Print each record exactly as it appears, but drop the images.

--- Input Enclosed Below ---

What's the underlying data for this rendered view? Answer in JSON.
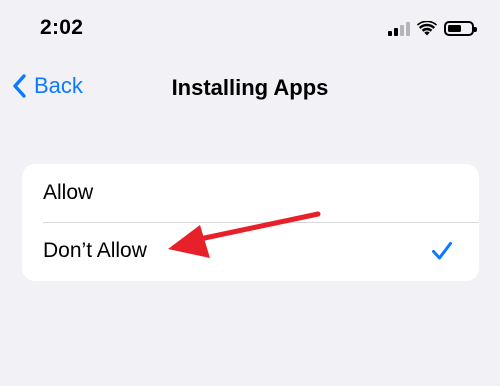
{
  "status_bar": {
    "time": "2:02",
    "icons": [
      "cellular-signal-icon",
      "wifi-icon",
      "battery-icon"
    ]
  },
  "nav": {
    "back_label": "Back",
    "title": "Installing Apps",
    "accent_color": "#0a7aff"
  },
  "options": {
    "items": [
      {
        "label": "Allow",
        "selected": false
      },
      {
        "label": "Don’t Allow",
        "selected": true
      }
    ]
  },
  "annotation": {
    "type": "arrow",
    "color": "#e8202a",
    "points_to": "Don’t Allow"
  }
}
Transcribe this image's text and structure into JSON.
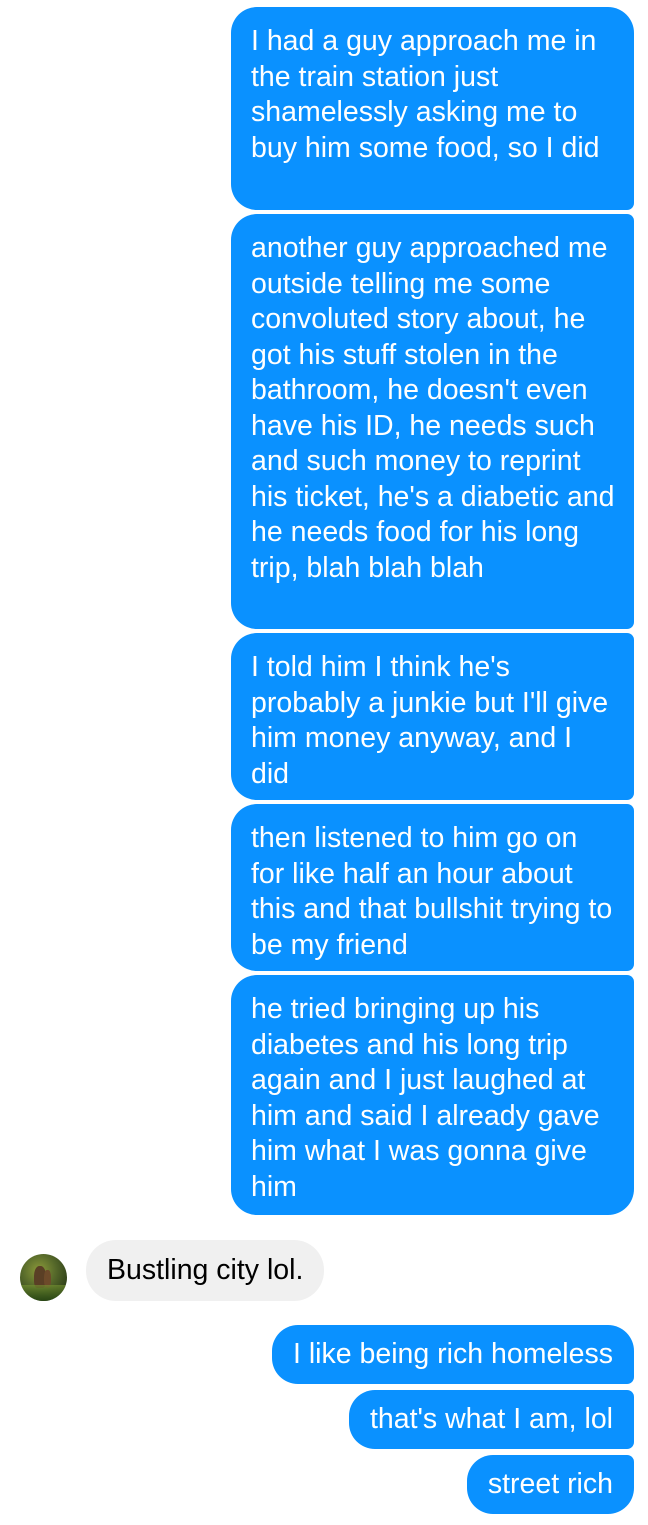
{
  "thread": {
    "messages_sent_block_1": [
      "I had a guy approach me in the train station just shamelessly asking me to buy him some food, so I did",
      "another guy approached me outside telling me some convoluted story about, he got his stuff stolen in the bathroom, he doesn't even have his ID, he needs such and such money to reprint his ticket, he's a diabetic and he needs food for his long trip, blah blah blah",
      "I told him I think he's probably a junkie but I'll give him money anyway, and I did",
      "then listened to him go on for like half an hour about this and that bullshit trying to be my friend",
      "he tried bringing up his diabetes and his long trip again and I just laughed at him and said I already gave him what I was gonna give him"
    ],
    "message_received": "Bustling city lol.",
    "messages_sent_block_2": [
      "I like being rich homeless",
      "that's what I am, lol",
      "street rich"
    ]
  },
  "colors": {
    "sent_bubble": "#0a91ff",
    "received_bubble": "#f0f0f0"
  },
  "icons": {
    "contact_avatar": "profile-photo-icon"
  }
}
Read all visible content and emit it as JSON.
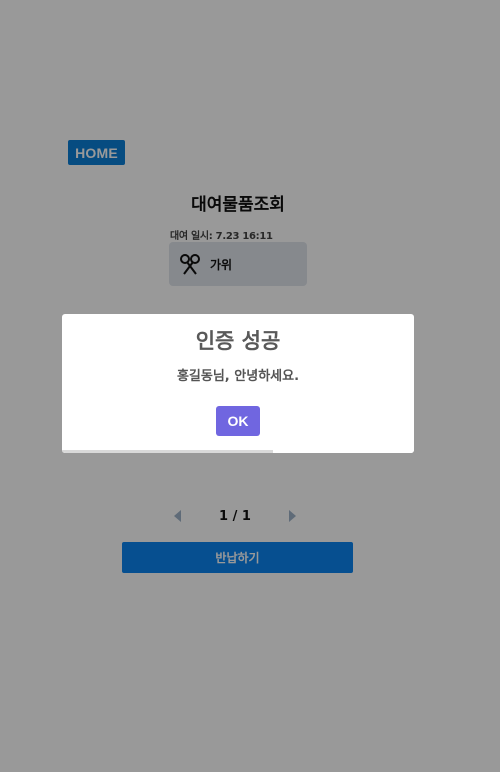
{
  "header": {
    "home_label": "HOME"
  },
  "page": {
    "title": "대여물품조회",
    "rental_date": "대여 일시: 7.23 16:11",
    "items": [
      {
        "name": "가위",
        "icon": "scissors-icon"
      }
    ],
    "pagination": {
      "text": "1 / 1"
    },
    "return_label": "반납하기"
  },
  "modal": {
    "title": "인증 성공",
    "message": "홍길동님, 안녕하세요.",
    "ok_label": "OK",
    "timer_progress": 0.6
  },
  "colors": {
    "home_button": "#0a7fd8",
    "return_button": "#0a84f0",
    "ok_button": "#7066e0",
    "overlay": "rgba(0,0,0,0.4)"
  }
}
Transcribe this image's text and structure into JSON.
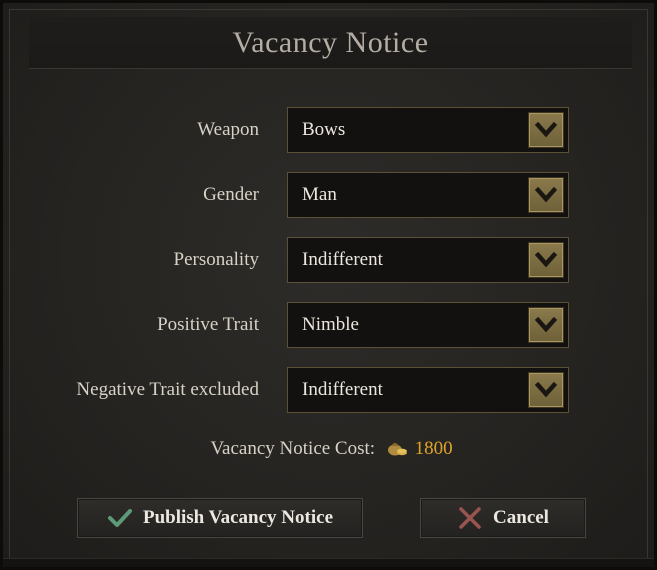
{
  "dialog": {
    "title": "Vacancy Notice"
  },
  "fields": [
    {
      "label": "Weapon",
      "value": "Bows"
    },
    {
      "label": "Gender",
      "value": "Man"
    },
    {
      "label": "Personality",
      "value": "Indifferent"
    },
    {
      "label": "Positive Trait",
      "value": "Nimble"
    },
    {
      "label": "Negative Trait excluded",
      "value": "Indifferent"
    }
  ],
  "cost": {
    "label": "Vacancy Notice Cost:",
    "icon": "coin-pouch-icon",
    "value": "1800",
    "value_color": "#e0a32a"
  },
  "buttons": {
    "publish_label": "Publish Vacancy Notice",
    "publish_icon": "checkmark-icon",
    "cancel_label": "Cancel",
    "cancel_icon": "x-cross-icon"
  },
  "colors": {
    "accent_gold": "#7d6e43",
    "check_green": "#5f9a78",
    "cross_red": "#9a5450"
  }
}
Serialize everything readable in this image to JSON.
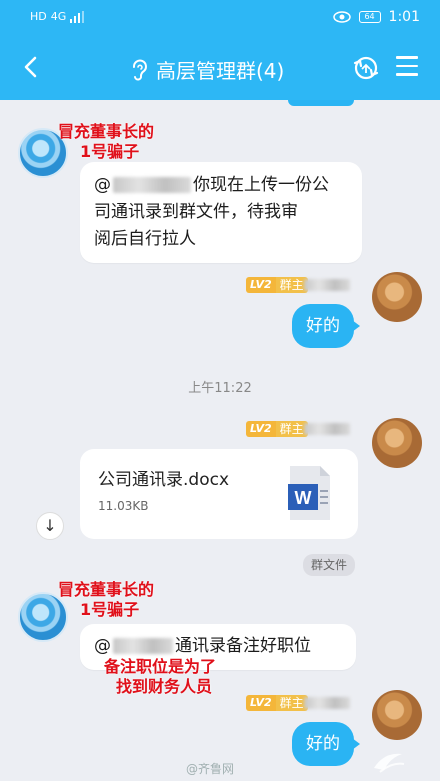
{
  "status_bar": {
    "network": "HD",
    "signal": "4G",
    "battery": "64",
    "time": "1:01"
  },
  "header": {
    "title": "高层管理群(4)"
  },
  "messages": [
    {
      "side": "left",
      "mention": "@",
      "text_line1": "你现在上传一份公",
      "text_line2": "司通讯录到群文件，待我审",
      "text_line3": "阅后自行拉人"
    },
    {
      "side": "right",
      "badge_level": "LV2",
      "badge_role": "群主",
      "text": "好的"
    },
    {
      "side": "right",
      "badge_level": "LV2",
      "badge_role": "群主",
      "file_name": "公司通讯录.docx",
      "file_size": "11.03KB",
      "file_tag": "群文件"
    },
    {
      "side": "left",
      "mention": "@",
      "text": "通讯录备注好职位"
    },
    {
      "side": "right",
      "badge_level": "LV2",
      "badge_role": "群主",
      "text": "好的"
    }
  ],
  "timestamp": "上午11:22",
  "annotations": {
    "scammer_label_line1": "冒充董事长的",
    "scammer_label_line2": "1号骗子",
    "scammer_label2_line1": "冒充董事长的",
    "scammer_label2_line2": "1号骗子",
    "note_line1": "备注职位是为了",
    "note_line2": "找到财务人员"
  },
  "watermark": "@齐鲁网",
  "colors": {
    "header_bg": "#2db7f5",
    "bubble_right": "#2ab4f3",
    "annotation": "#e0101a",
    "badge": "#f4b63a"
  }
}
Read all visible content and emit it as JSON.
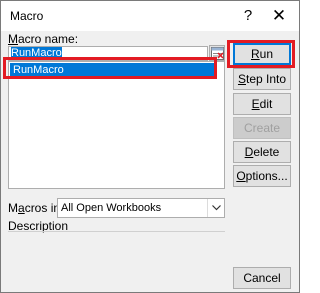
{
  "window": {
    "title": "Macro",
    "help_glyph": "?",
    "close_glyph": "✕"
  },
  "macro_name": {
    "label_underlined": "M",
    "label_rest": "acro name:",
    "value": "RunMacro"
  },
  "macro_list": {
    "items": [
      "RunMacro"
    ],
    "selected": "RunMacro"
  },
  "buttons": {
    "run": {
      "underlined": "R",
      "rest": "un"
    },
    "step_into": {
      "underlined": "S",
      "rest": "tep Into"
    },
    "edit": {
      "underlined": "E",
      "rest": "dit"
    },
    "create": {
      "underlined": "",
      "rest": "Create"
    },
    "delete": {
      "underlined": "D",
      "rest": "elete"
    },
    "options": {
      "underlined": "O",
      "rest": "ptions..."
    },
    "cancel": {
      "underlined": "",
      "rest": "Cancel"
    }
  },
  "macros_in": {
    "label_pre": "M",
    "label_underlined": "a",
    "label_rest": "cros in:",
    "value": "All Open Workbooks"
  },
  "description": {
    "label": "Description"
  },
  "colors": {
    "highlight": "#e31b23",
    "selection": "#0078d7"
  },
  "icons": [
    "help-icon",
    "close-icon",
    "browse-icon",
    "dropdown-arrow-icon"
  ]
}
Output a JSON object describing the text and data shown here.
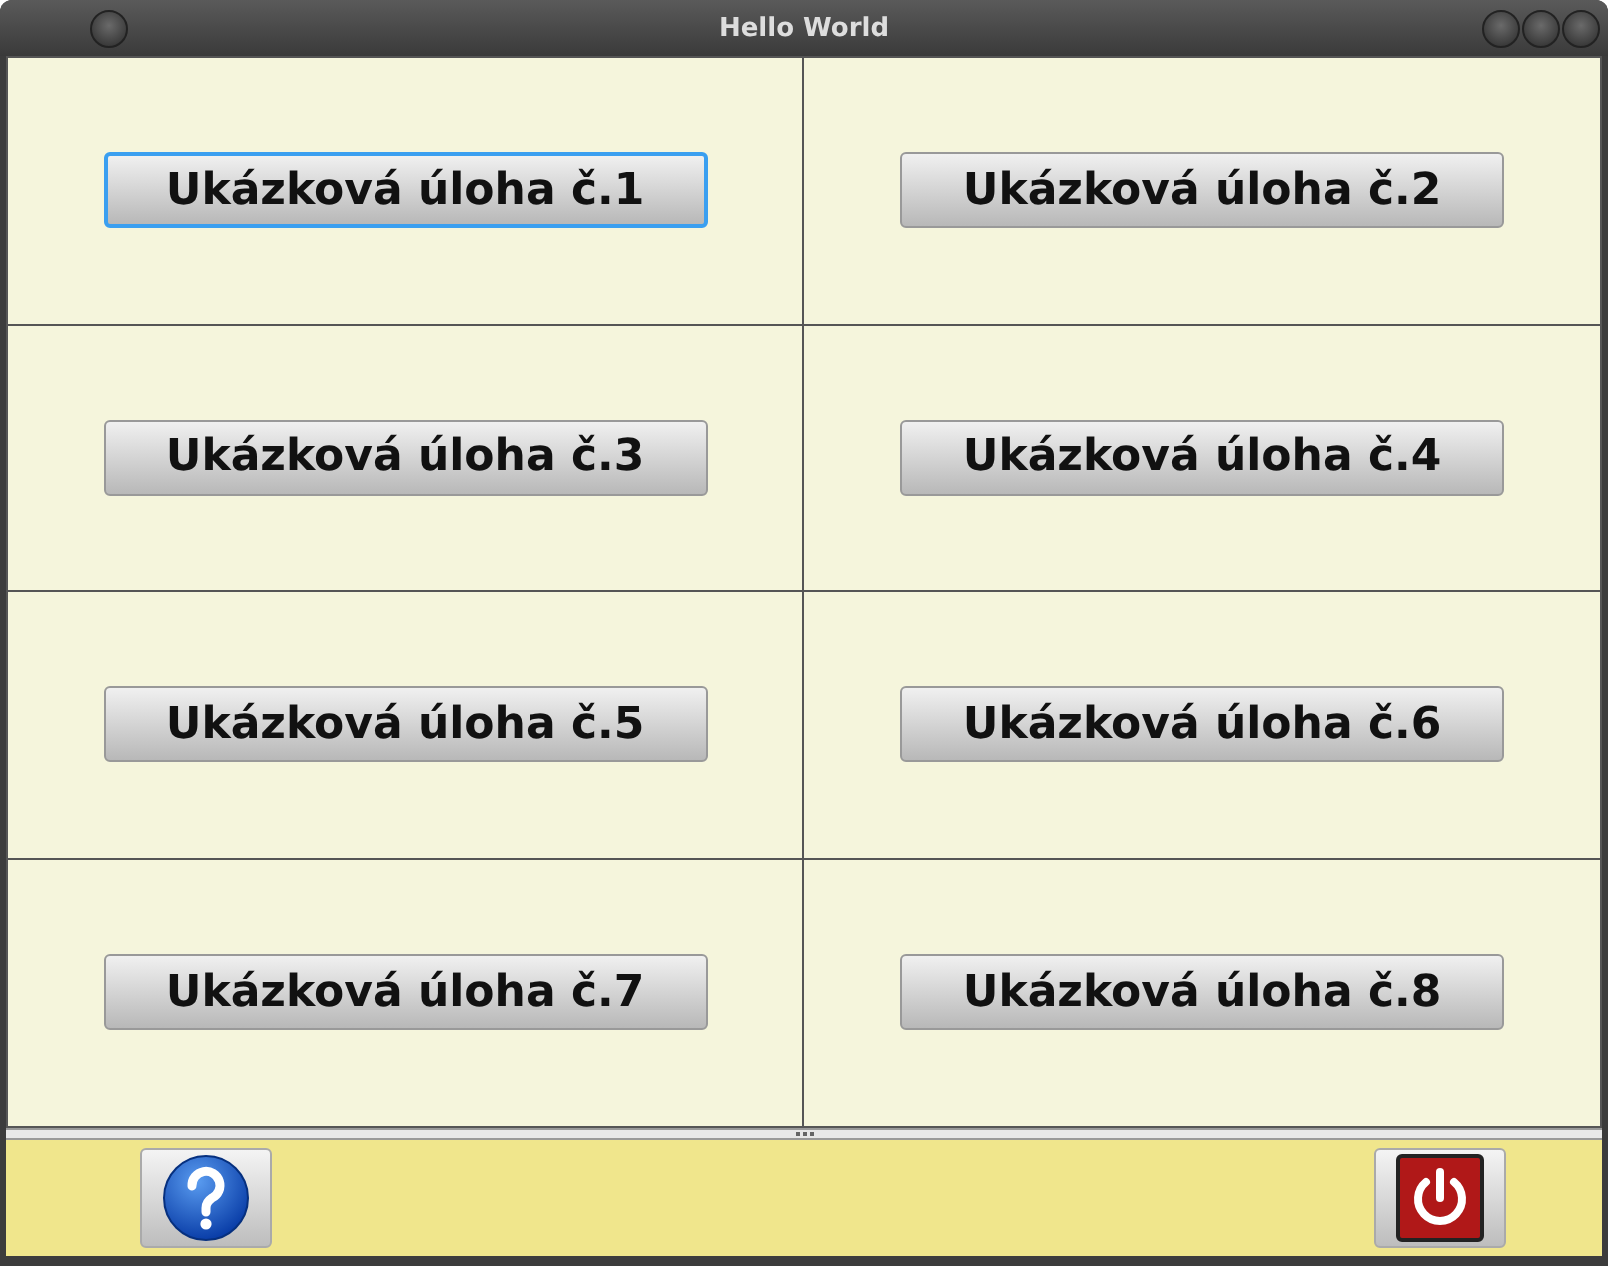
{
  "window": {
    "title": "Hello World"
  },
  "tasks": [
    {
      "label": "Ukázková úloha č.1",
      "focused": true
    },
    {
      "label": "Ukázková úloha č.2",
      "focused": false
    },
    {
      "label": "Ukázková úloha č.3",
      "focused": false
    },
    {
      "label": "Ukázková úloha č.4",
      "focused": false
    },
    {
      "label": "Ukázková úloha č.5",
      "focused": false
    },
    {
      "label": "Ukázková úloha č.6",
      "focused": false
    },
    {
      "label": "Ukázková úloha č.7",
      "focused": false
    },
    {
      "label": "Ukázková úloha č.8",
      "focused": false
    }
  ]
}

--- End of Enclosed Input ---

* **Solution below**
What's the underlying data for this rendered view? Answer in JSON.
{
  "status_bar": {
    "time": "2:02",
    "icons": [
      "cellular-signal-icon",
      "wifi-icon",
      "battery-icon"
    ]
  },
  "nav": {
    "back_label": "Back",
    "title": "Installing Apps",
    "accent_color": "#0a7aff"
  },
  "options": {
    "items": [
      {
        "label": "Allow",
        "selected": false
      },
      {
        "label": "Don’t Allow",
        "selected": true
      }
    ]
  },
  "annotation": {
    "type": "arrow",
    "color": "#e8202a",
    "points_to": "Don’t Allow"
  }
}
Transcribe this image's text and structure into JSON.
{
  "thread": {
    "messages_sent_block_1": [
      "I had a guy approach me in the train station just shamelessly asking me to buy him some food, so I did",
      "another guy approached me outside telling me some convoluted story about, he got his stuff stolen in the bathroom, he doesn't even have his ID, he needs such and such money to reprint his ticket, he's a diabetic and he needs food for his long trip, blah blah blah",
      "I told him I think he's probably a junkie but I'll give him money anyway, and I did",
      "then listened to him go on for like half an hour about this and that bullshit trying to be my friend",
      "he tried bringing up his diabetes and his long trip again and I just laughed at him and said I already gave him what I was gonna give him"
    ],
    "message_received": "Bustling city lol.",
    "messages_sent_block_2": [
      "I like being rich homeless",
      "that's what I am, lol",
      "street rich"
    ]
  },
  "colors": {
    "sent_bubble": "#0a91ff",
    "received_bubble": "#f0f0f0"
  },
  "icons": {
    "contact_avatar": "profile-photo-icon"
  }
}
Read all visible content and emit it as JSON.
{
  "header": {
    "home_label": "HOME"
  },
  "page": {
    "title": "대여물품조회",
    "rental_date": "대여 일시: 7.23 16:11",
    "items": [
      {
        "name": "가위",
        "icon": "scissors-icon"
      }
    ],
    "pagination": {
      "text": "1 / 1"
    },
    "return_label": "반납하기"
  },
  "modal": {
    "title": "인증 성공",
    "message": "홍길동님, 안녕하세요.",
    "ok_label": "OK",
    "timer_progress": 0.6
  },
  "colors": {
    "home_button": "#0a7fd8",
    "return_button": "#0a84f0",
    "ok_button": "#7066e0",
    "overlay": "rgba(0,0,0,0.4)"
  }
}
Transcribe this image's text and structure into JSON.
{
  "dialog": {
    "title": "Vacancy Notice"
  },
  "fields": [
    {
      "label": "Weapon",
      "value": "Bows"
    },
    {
      "label": "Gender",
      "value": "Man"
    },
    {
      "label": "Personality",
      "value": "Indifferent"
    },
    {
      "label": "Positive Trait",
      "value": "Nimble"
    },
    {
      "label": "Negative Trait excluded",
      "value": "Indifferent"
    }
  ],
  "cost": {
    "label": "Vacancy Notice Cost:",
    "icon": "coin-pouch-icon",
    "value": "1800",
    "value_color": "#e0a32a"
  },
  "buttons": {
    "publish_label": "Publish Vacancy Notice",
    "publish_icon": "checkmark-icon",
    "cancel_label": "Cancel",
    "cancel_icon": "x-cross-icon"
  },
  "colors": {
    "accent_gold": "#7d6e43",
    "check_green": "#5f9a78",
    "cross_red": "#9a5450"
  }
}
Serialize everything readable in this image to JSON.
{
  "status_bar": {
    "network": "HD",
    "signal": "4G",
    "battery": "64",
    "time": "1:01"
  },
  "header": {
    "title": "高层管理群(4)"
  },
  "messages": [
    {
      "side": "left",
      "mention": "@",
      "text_line1": "你现在上传一份公",
      "text_line2": "司通讯录到群文件，待我审",
      "text_line3": "阅后自行拉人"
    },
    {
      "side": "right",
      "badge_level": "LV2",
      "badge_role": "群主",
      "text": "好的"
    },
    {
      "side": "right",
      "badge_level": "LV2",
      "badge_role": "群主",
      "file_name": "公司通讯录.docx",
      "file_size": "11.03KB",
      "file_tag": "群文件"
    },
    {
      "side": "left",
      "mention": "@",
      "text": "通讯录备注好职位"
    },
    {
      "side": "right",
      "badge_level": "LV2",
      "badge_role": "群主",
      "text": "好的"
    }
  ],
  "timestamp": "上午11:22",
  "annotations": {
    "scammer_label_line1": "冒充董事长的",
    "scammer_label_line2": "1号骗子",
    "scammer_label2_line1": "冒充董事长的",
    "scammer_label2_line2": "1号骗子",
    "note_line1": "备注职位是为了",
    "note_line2": "找到财务人员"
  },
  "watermark": "@齐鲁网",
  "colors": {
    "header_bg": "#2db7f5",
    "bubble_right": "#2ab4f3",
    "annotation": "#e0101a",
    "badge": "#f4b63a"
  }
}
Read all visible content and emit it as JSON.
{
  "window": {
    "title": "Macro",
    "help_glyph": "?",
    "close_glyph": "✕"
  },
  "macro_name": {
    "label_underlined": "M",
    "label_rest": "acro name:",
    "value": "RunMacro"
  },
  "macro_list": {
    "items": [
      "RunMacro"
    ],
    "selected": "RunMacro"
  },
  "buttons": {
    "run": {
      "underlined": "R",
      "rest": "un"
    },
    "step_into": {
      "underlined": "S",
      "rest": "tep Into"
    },
    "edit": {
      "underlined": "E",
      "rest": "dit"
    },
    "create": {
      "underlined": "",
      "rest": "Create"
    },
    "delete": {
      "underlined": "D",
      "rest": "elete"
    },
    "options": {
      "underlined": "O",
      "rest": "ptions..."
    },
    "cancel": {
      "underlined": "",
      "rest": "Cancel"
    }
  },
  "macros_in": {
    "label_pre": "M",
    "label_underlined": "a",
    "label_rest": "cros in:",
    "value": "All Open Workbooks"
  },
  "description": {
    "label": "Description"
  },
  "colors": {
    "highlight": "#e31b23",
    "selection": "#0078d7"
  },
  "icons": [
    "help-icon",
    "close-icon",
    "browse-icon",
    "dropdown-arrow-icon"
  ]
}
Output a JSON object describing the text and data shown here.
{
  "window": {
    "title": "Hello World"
  },
  "tasks": [
    {
      "label": "Ukázková úloha č.1",
      "focused": true
    },
    {
      "label": "Ukázková úloha č.2",
      "focused": false
    },
    {
      "label": "Ukázková úloha č.3",
      "focused": false
    },
    {
      "label": "Ukázková úloha č.4",
      "focused": false
    },
    {
      "label": "Ukázková úloha č.5",
      "focused": false
    },
    {
      "label": "Ukázková úloha č.6",
      "focused": false
    },
    {
      "label": "Ukázková úloha č.7",
      "focused": false
    },
    {
      "label": "Ukázková úloha č.8",
      "focused": false
    }
  ]
}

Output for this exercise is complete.